WORK INSTRUCTION: Copy the records out again in full, keeping them identical.

DATA RECORDS:

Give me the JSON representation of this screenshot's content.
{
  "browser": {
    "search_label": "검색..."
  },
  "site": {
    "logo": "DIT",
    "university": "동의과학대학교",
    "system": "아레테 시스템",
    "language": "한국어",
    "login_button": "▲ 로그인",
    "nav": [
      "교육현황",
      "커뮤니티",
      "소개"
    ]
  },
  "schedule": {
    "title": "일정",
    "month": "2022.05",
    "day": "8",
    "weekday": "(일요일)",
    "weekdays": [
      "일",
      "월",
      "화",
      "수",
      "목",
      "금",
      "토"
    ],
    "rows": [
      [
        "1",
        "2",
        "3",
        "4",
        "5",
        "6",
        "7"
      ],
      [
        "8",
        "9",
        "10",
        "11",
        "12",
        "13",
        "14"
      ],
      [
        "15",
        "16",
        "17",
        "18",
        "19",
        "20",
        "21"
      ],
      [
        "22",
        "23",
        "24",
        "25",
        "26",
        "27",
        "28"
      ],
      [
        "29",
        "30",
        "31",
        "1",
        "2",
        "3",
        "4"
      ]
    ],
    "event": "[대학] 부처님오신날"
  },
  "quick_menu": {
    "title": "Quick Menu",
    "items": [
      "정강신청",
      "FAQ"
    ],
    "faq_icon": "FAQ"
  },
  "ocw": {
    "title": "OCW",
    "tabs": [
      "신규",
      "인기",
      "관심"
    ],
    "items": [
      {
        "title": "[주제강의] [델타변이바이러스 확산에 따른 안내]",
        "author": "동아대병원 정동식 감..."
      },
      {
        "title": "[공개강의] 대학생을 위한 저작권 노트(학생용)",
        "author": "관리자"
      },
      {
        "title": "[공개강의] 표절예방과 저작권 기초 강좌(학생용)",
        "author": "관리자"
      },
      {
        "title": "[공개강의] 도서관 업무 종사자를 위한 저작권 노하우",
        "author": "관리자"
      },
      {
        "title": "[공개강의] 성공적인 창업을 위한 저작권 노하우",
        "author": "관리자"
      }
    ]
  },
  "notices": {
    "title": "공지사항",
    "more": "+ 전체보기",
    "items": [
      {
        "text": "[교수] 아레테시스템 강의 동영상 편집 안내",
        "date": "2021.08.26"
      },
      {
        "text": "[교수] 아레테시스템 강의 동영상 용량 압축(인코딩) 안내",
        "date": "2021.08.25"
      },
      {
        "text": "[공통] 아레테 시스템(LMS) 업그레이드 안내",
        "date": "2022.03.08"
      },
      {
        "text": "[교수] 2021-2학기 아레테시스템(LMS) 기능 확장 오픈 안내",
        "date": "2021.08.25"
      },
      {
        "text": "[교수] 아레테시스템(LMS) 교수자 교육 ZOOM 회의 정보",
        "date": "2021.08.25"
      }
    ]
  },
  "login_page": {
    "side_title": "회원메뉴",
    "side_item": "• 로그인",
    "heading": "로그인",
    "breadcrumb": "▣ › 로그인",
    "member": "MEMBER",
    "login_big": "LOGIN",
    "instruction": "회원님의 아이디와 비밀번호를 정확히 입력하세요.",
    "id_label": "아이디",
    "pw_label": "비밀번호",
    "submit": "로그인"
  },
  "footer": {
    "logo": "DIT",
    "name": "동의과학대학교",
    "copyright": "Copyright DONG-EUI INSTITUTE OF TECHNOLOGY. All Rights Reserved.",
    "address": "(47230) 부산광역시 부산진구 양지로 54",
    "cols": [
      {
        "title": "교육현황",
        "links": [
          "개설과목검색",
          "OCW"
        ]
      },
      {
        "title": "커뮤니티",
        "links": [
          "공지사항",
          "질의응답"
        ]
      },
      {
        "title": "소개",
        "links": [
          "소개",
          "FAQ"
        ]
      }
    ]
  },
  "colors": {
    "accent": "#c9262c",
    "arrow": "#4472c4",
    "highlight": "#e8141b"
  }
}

ANSWER TO THIS TASK:
Give me the JSON representation of this screenshot's content.
{
  "browser": {
    "search_label": "검색..."
  },
  "site": {
    "logo": "DIT",
    "university": "동의과학대학교",
    "system": "아레테 시스템",
    "language": "한국어",
    "login_button": "▲ 로그인",
    "nav": [
      "교육현황",
      "커뮤니티",
      "소개"
    ]
  },
  "schedule": {
    "title": "일정",
    "month": "2022.05",
    "day": "8",
    "weekday": "(일요일)",
    "weekdays": [
      "일",
      "월",
      "화",
      "수",
      "목",
      "금",
      "토"
    ],
    "rows": [
      [
        "1",
        "2",
        "3",
        "4",
        "5",
        "6",
        "7"
      ],
      [
        "8",
        "9",
        "10",
        "11",
        "12",
        "13",
        "14"
      ],
      [
        "15",
        "16",
        "17",
        "18",
        "19",
        "20",
        "21"
      ],
      [
        "22",
        "23",
        "24",
        "25",
        "26",
        "27",
        "28"
      ],
      [
        "29",
        "30",
        "31",
        "1",
        "2",
        "3",
        "4"
      ]
    ],
    "event": "[대학] 부처님오신날"
  },
  "quick_menu": {
    "title": "Quick Menu",
    "items": [
      "정강신청",
      "FAQ"
    ],
    "faq_icon": "FAQ"
  },
  "ocw": {
    "title": "OCW",
    "tabs": [
      "신규",
      "인기",
      "관심"
    ],
    "items": [
      {
        "title": "[주제강의] [델타변이바이러스 확산에 따른 안내]",
        "author": "동아대병원 정동식 감..."
      },
      {
        "title": "[공개강의] 대학생을 위한 저작권 노트(학생용)",
        "author": "관리자"
      },
      {
        "title": "[공개강의] 표절예방과 저작권 기초 강좌(학생용)",
        "author": "관리자"
      },
      {
        "title": "[공개강의] 도서관 업무 종사자를 위한 저작권 노하우",
        "author": "관리자"
      },
      {
        "title": "[공개강의] 성공적인 창업을 위한 저작권 노하우",
        "author": "관리자"
      }
    ]
  },
  "notices": {
    "title": "공지사항",
    "more": "+ 전체보기",
    "items": [
      {
        "text": "[교수] 아레테시스템 강의 동영상 편집 안내",
        "date": "2021.08.26"
      },
      {
        "text": "[교수] 아레테시스템 강의 동영상 용량 압축(인코딩) 안내",
        "date": "2021.08.25"
      },
      {
        "text": "[공통] 아레테 시스템(LMS) 업그레이드 안내",
        "date": "2022.03.08"
      },
      {
        "text": "[교수] 2021-2학기 아레테시스템(LMS) 기능 확장 오픈 안내",
        "date": "2021.08.25"
      },
      {
        "text": "[교수] 아레테시스템(LMS) 교수자 교육 ZOOM 회의 정보",
        "date": "2021.08.25"
      }
    ]
  },
  "login_page": {
    "side_title": "회원메뉴",
    "side_item": "• 로그인",
    "heading": "로그인",
    "breadcrumb": "▣ › 로그인",
    "member": "MEMBER",
    "login_big": "LOGIN",
    "instruction": "회원님의 아이디와 비밀번호를 정확히 입력하세요.",
    "id_label": "아이디",
    "pw_label": "비밀번호",
    "submit": "로그인"
  },
  "footer": {
    "logo": "DIT",
    "name": "동의과학대학교",
    "copyright": "Copyright DONG-EUI INSTITUTE OF TECHNOLOGY. All Rights Reserved.",
    "address": "(47230) 부산광역시 부산진구 양지로 54",
    "cols": [
      {
        "title": "교육현황",
        "links": [
          "개설과목검색",
          "OCW"
        ]
      },
      {
        "title": "커뮤니티",
        "links": [
          "공지사항",
          "질의응답"
        ]
      },
      {
        "title": "소개",
        "links": [
          "소개",
          "FAQ"
        ]
      }
    ]
  },
  "colors": {
    "accent": "#c9262c",
    "arrow": "#4472c4",
    "highlight": "#e8141b"
  }
}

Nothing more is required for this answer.